Zynga has been hit hard lately by reports that say it has been tough on employees. But according to a new story, employees might be preparing to strike back.
Every quarter, Zynga holds a staff survey to find out how employees feel about the company. Last month, the company's CEO Mark Pincus got more than he bargained for from employees after many of them complained of tough working conditions, according to The New York Times yesterday. At least one of the people who responded to the company survey said that as soon as Zynga goes public and they can cash in their shares, they'll leave.
The issues, according to the Times, which cited several unnamed sources who are former Zynga employees, include that employees work long hours, are held to performance metrics that their CEO obsesses over, and are in fear of being demoted or terminated if they don't do a good job.
But one person with knowledge of the situation told CNET today that Zynga is a great place to work for people who can appreciate the company's culture of giving people more compensation and responsibility based on their performance.
"Because of the culture of meritocracy at Zynga, if you're talented and if you love what you do, there is no better place in Silicon Valley--or anywhere really--for upward mobility and potential for growth," the person said.
This isn't the first time there's been news of complaints about Zynga's treatment of employees. Earlier this month, The Wall Street Journal reported thatwho he believed, weren't doing a good enough job to justify the amount of company stock they held. In response, he reportedly told those employees that they'd either need to give up some unvested shares or face termination.
Two employees hired lawyers in response, and reached a settlement with the company to give up some, but not all, of the stock Pincus wanted back, according to the Journal.
That revelation set Silicon Valley ablaze. Those who agreed with Zynga's move said that the company's "meritocracy" is something that helps those who excel and--just as with any company--penalizes those who are falling short in their duties. However, many argued that Zynga was inappropriately forcing employees into a corner, and in the process, hurting its relationship with its workers.

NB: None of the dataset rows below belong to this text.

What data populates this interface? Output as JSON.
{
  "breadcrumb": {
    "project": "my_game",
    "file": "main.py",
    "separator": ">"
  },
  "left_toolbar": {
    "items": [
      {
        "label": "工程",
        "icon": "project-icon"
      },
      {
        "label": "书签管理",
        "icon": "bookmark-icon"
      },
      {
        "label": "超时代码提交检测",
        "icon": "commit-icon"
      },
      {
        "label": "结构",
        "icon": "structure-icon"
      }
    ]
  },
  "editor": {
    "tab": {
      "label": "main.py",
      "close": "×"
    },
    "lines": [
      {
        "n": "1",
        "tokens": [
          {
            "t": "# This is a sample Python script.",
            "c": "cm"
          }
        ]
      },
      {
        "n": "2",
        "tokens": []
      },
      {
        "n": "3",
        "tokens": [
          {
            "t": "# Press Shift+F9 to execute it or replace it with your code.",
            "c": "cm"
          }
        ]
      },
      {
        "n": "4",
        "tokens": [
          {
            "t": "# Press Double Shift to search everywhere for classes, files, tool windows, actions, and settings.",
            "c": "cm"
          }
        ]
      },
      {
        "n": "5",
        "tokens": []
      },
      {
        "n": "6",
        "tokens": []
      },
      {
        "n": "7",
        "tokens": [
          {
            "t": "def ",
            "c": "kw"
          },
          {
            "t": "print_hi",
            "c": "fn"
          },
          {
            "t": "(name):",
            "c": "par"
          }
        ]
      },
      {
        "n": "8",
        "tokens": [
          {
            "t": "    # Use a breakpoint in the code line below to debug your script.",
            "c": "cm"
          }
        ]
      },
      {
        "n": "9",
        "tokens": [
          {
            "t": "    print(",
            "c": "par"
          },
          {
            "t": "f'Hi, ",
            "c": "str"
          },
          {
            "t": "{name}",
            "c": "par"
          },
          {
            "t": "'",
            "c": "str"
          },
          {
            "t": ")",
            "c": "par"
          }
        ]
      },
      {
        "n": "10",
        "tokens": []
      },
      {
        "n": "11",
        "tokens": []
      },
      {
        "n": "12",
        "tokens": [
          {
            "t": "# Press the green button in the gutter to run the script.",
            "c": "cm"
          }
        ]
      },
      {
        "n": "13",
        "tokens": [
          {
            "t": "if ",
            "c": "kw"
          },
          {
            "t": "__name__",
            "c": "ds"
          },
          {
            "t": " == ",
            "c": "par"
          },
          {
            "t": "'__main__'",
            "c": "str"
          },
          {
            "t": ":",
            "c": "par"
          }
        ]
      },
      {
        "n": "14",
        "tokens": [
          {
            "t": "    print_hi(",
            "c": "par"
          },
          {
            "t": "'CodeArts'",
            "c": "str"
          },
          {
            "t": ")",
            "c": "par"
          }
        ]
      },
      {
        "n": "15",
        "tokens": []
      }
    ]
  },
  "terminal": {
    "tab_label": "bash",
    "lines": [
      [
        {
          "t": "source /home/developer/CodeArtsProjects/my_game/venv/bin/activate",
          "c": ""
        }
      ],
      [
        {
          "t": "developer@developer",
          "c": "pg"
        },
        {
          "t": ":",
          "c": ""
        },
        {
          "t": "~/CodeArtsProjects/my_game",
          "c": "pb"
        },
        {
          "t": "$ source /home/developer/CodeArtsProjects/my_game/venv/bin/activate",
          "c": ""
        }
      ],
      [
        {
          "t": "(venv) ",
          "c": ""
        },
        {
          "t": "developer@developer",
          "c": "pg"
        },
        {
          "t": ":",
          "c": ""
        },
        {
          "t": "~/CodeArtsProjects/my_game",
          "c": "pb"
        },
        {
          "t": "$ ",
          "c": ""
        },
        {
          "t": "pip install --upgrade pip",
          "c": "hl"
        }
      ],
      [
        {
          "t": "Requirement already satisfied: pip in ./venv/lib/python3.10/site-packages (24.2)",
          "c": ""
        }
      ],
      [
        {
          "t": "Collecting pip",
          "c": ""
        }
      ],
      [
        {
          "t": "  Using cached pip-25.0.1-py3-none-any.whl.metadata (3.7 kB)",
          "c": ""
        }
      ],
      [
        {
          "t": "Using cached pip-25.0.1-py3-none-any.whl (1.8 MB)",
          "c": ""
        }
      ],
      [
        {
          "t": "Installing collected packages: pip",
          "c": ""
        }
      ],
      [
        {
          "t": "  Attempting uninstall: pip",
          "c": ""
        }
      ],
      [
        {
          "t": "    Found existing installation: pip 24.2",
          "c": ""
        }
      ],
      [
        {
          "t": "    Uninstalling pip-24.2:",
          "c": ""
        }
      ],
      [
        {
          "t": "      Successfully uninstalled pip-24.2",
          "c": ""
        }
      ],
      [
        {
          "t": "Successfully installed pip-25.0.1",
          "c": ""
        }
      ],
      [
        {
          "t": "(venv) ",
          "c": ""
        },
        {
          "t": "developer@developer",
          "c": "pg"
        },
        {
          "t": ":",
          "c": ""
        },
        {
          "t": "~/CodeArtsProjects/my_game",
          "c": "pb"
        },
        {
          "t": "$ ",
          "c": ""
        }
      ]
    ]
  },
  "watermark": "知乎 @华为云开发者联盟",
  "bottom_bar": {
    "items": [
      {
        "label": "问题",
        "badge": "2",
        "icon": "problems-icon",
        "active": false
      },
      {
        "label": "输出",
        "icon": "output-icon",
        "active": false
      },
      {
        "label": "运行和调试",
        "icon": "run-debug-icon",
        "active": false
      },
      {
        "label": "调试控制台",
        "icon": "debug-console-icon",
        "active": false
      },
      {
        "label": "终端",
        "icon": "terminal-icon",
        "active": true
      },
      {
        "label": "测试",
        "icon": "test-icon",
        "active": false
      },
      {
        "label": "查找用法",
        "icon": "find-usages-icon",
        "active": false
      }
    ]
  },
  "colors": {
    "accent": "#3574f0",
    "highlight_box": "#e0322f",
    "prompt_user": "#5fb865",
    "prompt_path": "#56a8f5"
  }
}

The Times' latest report points out that Zynga offers a slew of perks to employees, including giving them a week off before a new social game launches, holding happy hour on Fridays, and offering acupuncture. But the story also includes claims of employees breaking down into tears and enduring screaming by top management.
In an interview with the Times, well-known venture capitalist Roger McNamee said that Zynga will go down as a "cautionary tale" in how startups treat employees.
"Zynga should be an example of entrepreneurship at its best," McNamee told the Times. "Instead it's going to be a Harvard Business School case study on founder overreach--this will be a cautionary tale."
McNamee's perspective on the issue becomes far more interesting when one considers his background. In 2004, McNamee co-founded Elevation Partners, a venture capital firm that operates in New York City and San Francisco. More importantly, he co-founded the company with Electronic Arts CEO John Riccitiello. EA is arguably Zynga's biggest competitor in the social-gaming space.
From beginning to end, EA makes a showing in the Times article. For instance, the company's head of human resources, Gabrielle Toledano, told the Times that EA is looking to recruit Zynga employees after the company goes public, adding that her company won't "treat talent as a commodity."
The stakes--and the competition--between Zynga and EA are high.
According to the Times' sources, EA engaged in a heated battle with Zynga earlier this year over the acquisition of online-gaming company PopCap Games. The Times' sources--"two people with first-hand knowledge of the situation"--say that Zynga offered PopCap $950 million in cash, but PopCap quickly backed out after hearing rumors that Zynga had previously taken back employee stock and had "fierce internal competition." PopCap eventually agreed towith EA that also came with up to $550 million in earnouts if the company hit certain performance milestones.
A CNET source with knowledge of the situation has a much different idea on how things went down. The person told CNET that PopCap did not back out because of concerns over Zynga's treatment of employees--something that PopCap wasn't at all concerned about--but rather its potential to make more with EA.
Conspicuously missing from any report is a statement from the social-gaming firm itself. CNET contacted Zynga for comment but the company did not respond. Because Zynga is in a quiet period as it, the company is limited in what information it can release to the public. The Times said Zynga declined to comment, citing its quiet period.